When a California family law judge makes a child custody or visitation order, it becomes a court order and therefore yields the same power as the law. If a parent or guardian violates the court order, the other parent has a few legal remedies. The Judicial Branch of California explores those remedies in brief.
Before it explains enforcement remedies, the branch details ways you can avoid custody headaches. The first is to keep your current court order in a safe place. This way, if the other party does violate the order, you can produce a copy for law enforcement to peruse it when it comes time to enforce it. If you and your child’s other parent or guardian make significant changes to the existing order, make sure you retain a copy of the new order as well.
Your court order should specify details such as where your child will spend holidays, birthdays and other special occasions. It should also detail how much time each parent gets with the child, where each parent will live, how and when parents will exchange custody and how both parents will work to ensure the child’s needs are met. All this information should go a long way toward preventing custody disputes.

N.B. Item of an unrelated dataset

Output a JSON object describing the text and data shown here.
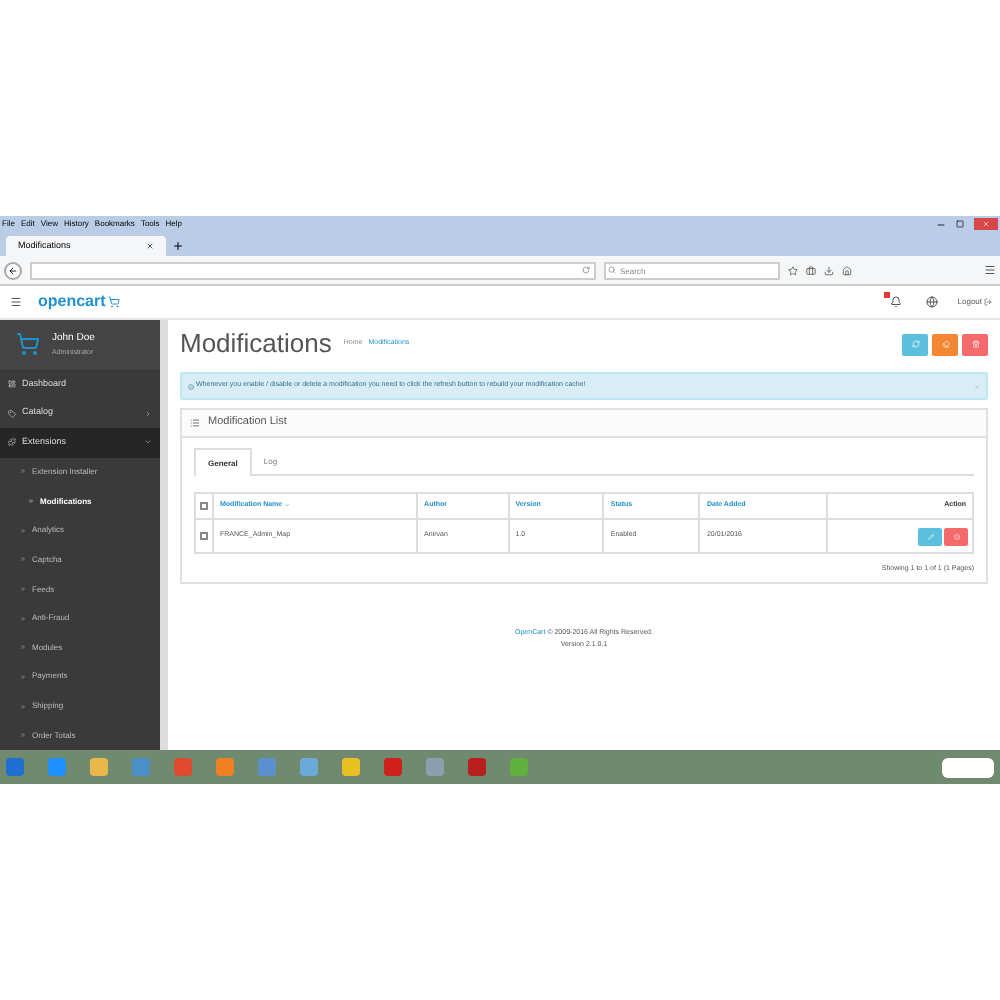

If a dispute arises regardless of your careful planning, you have three options. The first is to contact the local police department, which has the authority to enforce the order. If you cannot locate your child or the other parent, contact the county district attorney, who will then contact the unit for the recovery of an abducted child. If your child’s other parent continues to violate the court order, you may be able to file “contempt of court” action. If convicted, a contempt of court action can have serious consequences for your child’s other parent, such as jail time.
This article is not intended to serve as legal advice. It is for educational purposes only.